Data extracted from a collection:
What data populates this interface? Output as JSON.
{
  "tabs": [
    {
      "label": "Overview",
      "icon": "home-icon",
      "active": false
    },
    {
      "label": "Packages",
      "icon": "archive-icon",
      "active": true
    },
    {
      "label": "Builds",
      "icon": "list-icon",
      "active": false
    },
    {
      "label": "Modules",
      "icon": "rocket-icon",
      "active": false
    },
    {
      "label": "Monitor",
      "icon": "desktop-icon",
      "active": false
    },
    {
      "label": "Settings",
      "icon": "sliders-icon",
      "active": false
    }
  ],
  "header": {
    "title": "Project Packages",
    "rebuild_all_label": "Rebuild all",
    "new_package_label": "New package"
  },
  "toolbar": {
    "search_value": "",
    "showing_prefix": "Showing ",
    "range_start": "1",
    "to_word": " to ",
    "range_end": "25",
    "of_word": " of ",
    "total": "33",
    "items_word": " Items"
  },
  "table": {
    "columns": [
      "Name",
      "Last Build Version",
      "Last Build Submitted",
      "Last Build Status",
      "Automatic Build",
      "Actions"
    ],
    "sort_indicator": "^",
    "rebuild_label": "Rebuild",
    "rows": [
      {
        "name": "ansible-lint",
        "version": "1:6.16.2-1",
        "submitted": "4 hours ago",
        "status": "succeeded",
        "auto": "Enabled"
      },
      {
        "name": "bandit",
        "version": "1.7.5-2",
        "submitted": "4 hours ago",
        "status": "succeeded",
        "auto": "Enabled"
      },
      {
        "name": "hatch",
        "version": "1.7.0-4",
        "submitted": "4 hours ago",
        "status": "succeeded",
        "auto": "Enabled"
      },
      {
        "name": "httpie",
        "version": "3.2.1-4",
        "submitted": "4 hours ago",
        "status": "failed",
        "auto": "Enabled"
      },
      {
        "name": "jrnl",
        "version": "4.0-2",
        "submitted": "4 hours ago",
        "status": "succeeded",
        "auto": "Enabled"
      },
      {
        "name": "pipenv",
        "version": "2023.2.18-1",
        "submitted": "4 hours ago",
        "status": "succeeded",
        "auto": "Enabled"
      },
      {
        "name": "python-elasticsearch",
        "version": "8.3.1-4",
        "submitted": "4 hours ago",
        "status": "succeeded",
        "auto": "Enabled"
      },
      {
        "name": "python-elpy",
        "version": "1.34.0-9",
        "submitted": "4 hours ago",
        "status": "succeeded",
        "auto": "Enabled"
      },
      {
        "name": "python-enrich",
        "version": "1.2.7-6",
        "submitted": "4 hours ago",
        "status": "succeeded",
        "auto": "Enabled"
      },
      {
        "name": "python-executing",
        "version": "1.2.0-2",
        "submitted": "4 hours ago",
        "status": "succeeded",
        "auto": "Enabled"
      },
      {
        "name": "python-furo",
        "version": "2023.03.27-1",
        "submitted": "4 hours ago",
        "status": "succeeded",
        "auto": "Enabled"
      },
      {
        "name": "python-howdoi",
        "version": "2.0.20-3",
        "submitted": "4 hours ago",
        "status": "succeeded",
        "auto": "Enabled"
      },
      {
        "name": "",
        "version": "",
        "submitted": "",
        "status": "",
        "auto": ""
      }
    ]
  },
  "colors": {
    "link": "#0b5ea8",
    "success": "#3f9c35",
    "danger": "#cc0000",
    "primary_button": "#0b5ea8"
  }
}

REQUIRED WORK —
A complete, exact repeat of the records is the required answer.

TASK OUTPUT —
What data populates this interface? Output as JSON.
{
  "tabs": [
    {
      "label": "Overview",
      "icon": "home-icon",
      "active": false
    },
    {
      "label": "Packages",
      "icon": "archive-icon",
      "active": true
    },
    {
      "label": "Builds",
      "icon": "list-icon",
      "active": false
    },
    {
      "label": "Modules",
      "icon": "rocket-icon",
      "active": false
    },
    {
      "label": "Monitor",
      "icon": "desktop-icon",
      "active": false
    },
    {
      "label": "Settings",
      "icon": "sliders-icon",
      "active": false
    }
  ],
  "header": {
    "title": "Project Packages",
    "rebuild_all_label": "Rebuild all",
    "new_package_label": "New package"
  },
  "toolbar": {
    "search_value": "",
    "showing_prefix": "Showing ",
    "range_start": "1",
    "to_word": " to ",
    "range_end": "25",
    "of_word": " of ",
    "total": "33",
    "items_word": " Items"
  },
  "table": {
    "columns": [
      "Name",
      "Last Build Version",
      "Last Build Submitted",
      "Last Build Status",
      "Automatic Build",
      "Actions"
    ],
    "sort_indicator": "^",
    "rebuild_label": "Rebuild",
    "rows": [
      {
        "name": "ansible-lint",
        "version": "1:6.16.2-1",
        "submitted": "4 hours ago",
        "status": "succeeded",
        "auto": "Enabled"
      },
      {
        "name": "bandit",
        "version": "1.7.5-2",
        "submitted": "4 hours ago",
        "status": "succeeded",
        "auto": "Enabled"
      },
      {
        "name": "hatch",
        "version": "1.7.0-4",
        "submitted": "4 hours ago",
        "status": "succeeded",
        "auto": "Enabled"
      },
      {
        "name": "httpie",
        "version": "3.2.1-4",
        "submitted": "4 hours ago",
        "status": "failed",
        "auto": "Enabled"
      },
      {
        "name": "jrnl",
        "version": "4.0-2",
        "submitted": "4 hours ago",
        "status": "succeeded",
        "auto": "Enabled"
      },
      {
        "name": "pipenv",
        "version": "2023.2.18-1",
        "submitted": "4 hours ago",
        "status": "succeeded",
        "auto": "Enabled"
      },
      {
        "name": "python-elasticsearch",
        "version": "8.3.1-4",
        "submitted": "4 hours ago",
        "status": "succeeded",
        "auto": "Enabled"
      },
      {
        "name": "python-elpy",
        "version": "1.34.0-9",
        "submitted": "4 hours ago",
        "status": "succeeded",
        "auto": "Enabled"
      },
      {
        "name": "python-enrich",
        "version": "1.2.7-6",
        "submitted": "4 hours ago",
        "status": "succeeded",
        "auto": "Enabled"
      },
      {
        "name": "python-executing",
        "version": "1.2.0-2",
        "submitted": "4 hours ago",
        "status": "succeeded",
        "auto": "Enabled"
      },
      {
        "name": "python-furo",
        "version": "2023.03.27-1",
        "submitted": "4 hours ago",
        "status": "succeeded",
        "auto": "Enabled"
      },
      {
        "name": "python-howdoi",
        "version": "2.0.20-3",
        "submitted": "4 hours ago",
        "status": "succeeded",
        "auto": "Enabled"
      },
      {
        "name": "",
        "version": "",
        "submitted": "",
        "status": "",
        "auto": ""
      }
    ]
  },
  "colors": {
    "link": "#0b5ea8",
    "success": "#3f9c35",
    "danger": "#cc0000",
    "primary_button": "#0b5ea8"
  }
}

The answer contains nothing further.